Here at Esser Agaroth, I have pointed out several examples of the Israeli government cracking down on rabbis teaching and making Torah statements which stand in contradiction to Israeli law:
The Battles Between The Torah And The State Of IsraelI must admit; I sound like a broken record.
The State Continues Its Battle Against The Torah
The Torah Will Not Stand For An Investigation!
Hello! There Already Is A Ban On Sales To Arabs
Religious Zionists, Make Up Your Minds!
The Real Religious Zionist
To Refuse Or Not To Refuse
What The Hell Was He Thinking?!
Will you follow the Torah, or will you not follow the Torah?
Just what is it about this question which makes it so difficult for people to answer?
The religious mamlakhti (undying State loyalists) will eventually have to make up their minds as to whether to follow the Torah or the State, because they will not be able to follow both. If they do not, then they will eventually fall off the tightrope they have been walking, and/or explode from the build-up of cognitive dissonance.
Unfortunately, there are still those who continue to insist that such stiroth (conflicts) do not exist between Torah and State.
It is for those individuals (as well as for those North American, religious Jews who have no clue as to what is really going here), that I post this article in its entirety.
Rabbi Lior: 'There is No Freedom of Speech in Israel'
Rabbi Dov Lior said the criminal probe into Rabbi Shmuel Eliyahu for 'racism' proves free expression is stifled in Israel.
Gavriel Queenann, 11/22/2011
(IsraelNN.com) Chief Rabbi of Kiryat-Arba and Hevron Dov Lior told Arutz Sheva on Tuesday that the decision to launch a criminal probe into Tzfat [Safed] Chief Rabbi Shmuel Eliyahu for 'racism' showed there is no freedom of speech in Israel.
"There is no freedom of speech, but a stifling of expression," Rabbi Lior said after hearing of Attorney General Yehuda Weinstein's decision to launch the probe into statements made by Rabbi Eliyahu to Israel's press.
"It is difficult for me to agree this is incitement," Rabbi Lior said, dismissing the assertion the ruling had nothing to do with Rabbi Eliyahu's Torah views. "Rabbis focus on cultivating a love of humanity, and Judaism touches all righteous people, but Jewish law prohibits one from renting to non-Jews."
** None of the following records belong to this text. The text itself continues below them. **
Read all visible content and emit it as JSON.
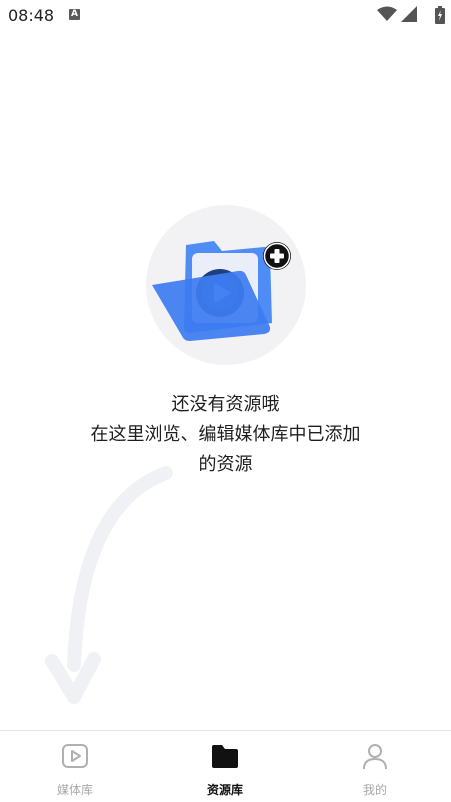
{
  "status_bar": {
    "time": "08:48",
    "notification_icon_letter": "A"
  },
  "empty_state": {
    "title": "还没有资源哦",
    "description_lines": [
      "在这里浏览、编辑媒体库中已添加",
      "的资源"
    ]
  },
  "bottom_nav": {
    "items": [
      {
        "label": "媒体库",
        "icon": "play-square-icon",
        "active": false
      },
      {
        "label": "资源库",
        "icon": "folder-icon",
        "active": true
      },
      {
        "label": "我的",
        "icon": "person-icon",
        "active": false
      }
    ]
  },
  "colors": {
    "folder_blue": "#3d7cf0",
    "inactive": "#a8a8a8",
    "active": "#111111"
  }
}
Rabbi Lior said, "What Rabbi Eliyahu said is a valid Torah opinion. To prevent rabbis from speaking their minds, which is their duty, is reminiscent of the methods of the Bolsheviks - who only allowed the Jews to express opinions they approved of.
"There's no freedom of expression, but a silencing of the truth. If a Torah scholar studies the Torah and justifies his opinion from sources - explaining his reasoning - even if there are others who disagree with him... it is still knowledge of Torah.
"The right of rabbis to express Torah opinions is on trial!" Rabbi Lior said. "This is against our holy Torah, let alone the rules of democracy."
"You cannot drown out the voices raising unpopular opinions. Rabbi Eliyahu is not a political person calling for insurrection against the laws of the state. He is merely expressing his Torah opinion on a relevant issue. Prosecuting him for this is no different than arresting a rabbi for teaching Sabbath [Shabbat] laws because the state allows people to drive on the Sabbath."
"Every investigation of this sort is an assault on the Torah of Israel, and against democracy and equality," Rabbi Lior concluded.
Weinstein has said he will not probe statements by Rabbi Eliyahu made that stem from his opinions on Jewish law, including his opinion - co-signed by 50 other rabbis - that one may not sell or rent a home to non-Jews when Israel's current socio-political circumstances are taken into account.
Instead, Weinstein claims, he will focus on comments made by Rabbi Eliyahu to Israel's press, such as “The Arab culture is very cruel,” and “When talking about Arabs, people speak in codes that normalize violence and turn into ideology.”
Critics, however, say Weinstein's probe into “public statements” is simply an oblique way of striking at Rabbi Eliyahu for expressing Torah opinions at odds with the ideology of Israel's secular left.
Civil Liberties advocates note Rabbi Eliyahu's statements – irrespective of their Torah content – would be considered protected speech in the enlightened Western democracies Israel's left claims it wants to emulate.